**Work to complete**
Reprint all records below exactly. No images.

■ ■ ■

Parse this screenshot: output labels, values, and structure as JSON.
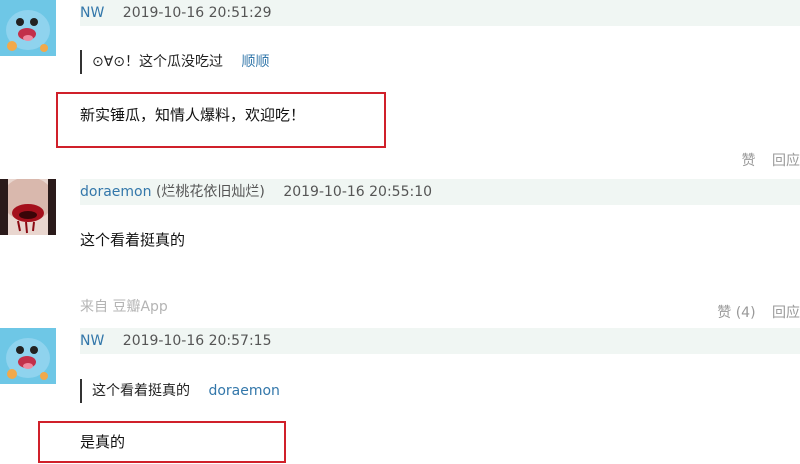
{
  "comments": [
    {
      "author": "NW",
      "time": "2019-10-16 20:51:29",
      "quote_text": "⊙∀⊙！这个瓜没吃过",
      "quote_author": "顺顺",
      "text": "新实锤瓜，知情人爆料，欢迎吃！",
      "like_label": "赞",
      "reply_label": "回应"
    },
    {
      "author": "doraemon",
      "nickname": "(烂桃花依旧灿烂)",
      "time": "2019-10-16 20:55:10",
      "text": "这个看着挺真的",
      "source": "来自 豆瓣App",
      "like_label": "赞 (4)",
      "reply_label": "回应"
    },
    {
      "author": "NW",
      "time": "2019-10-16 20:57:15",
      "quote_text": "这个看着挺真的",
      "quote_author": "doraemon",
      "text": "是真的"
    }
  ],
  "colors": {
    "link": "#3377aa",
    "meta_bg": "#f0f6f3",
    "highlight": "#d0202a",
    "muted": "#999999"
  },
  "icons": {
    "avatar_nw": "squirtle-avatar",
    "avatar_doraemon": "red-lips-avatar"
  }
}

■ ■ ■

**Task output**
Parse this screenshot: output labels, values, and structure as JSON.
{
  "comments": [
    {
      "author": "NW",
      "time": "2019-10-16 20:51:29",
      "quote_text": "⊙∀⊙！这个瓜没吃过",
      "quote_author": "顺顺",
      "text": "新实锤瓜，知情人爆料，欢迎吃！",
      "like_label": "赞",
      "reply_label": "回应"
    },
    {
      "author": "doraemon",
      "nickname": "(烂桃花依旧灿烂)",
      "time": "2019-10-16 20:55:10",
      "text": "这个看着挺真的",
      "source": "来自 豆瓣App",
      "like_label": "赞 (4)",
      "reply_label": "回应"
    },
    {
      "author": "NW",
      "time": "2019-10-16 20:57:15",
      "quote_text": "这个看着挺真的",
      "quote_author": "doraemon",
      "text": "是真的"
    }
  ],
  "colors": {
    "link": "#3377aa",
    "meta_bg": "#f0f6f3",
    "highlight": "#d0202a",
    "muted": "#999999"
  },
  "icons": {
    "avatar_nw": "squirtle-avatar",
    "avatar_doraemon": "red-lips-avatar"
  }
}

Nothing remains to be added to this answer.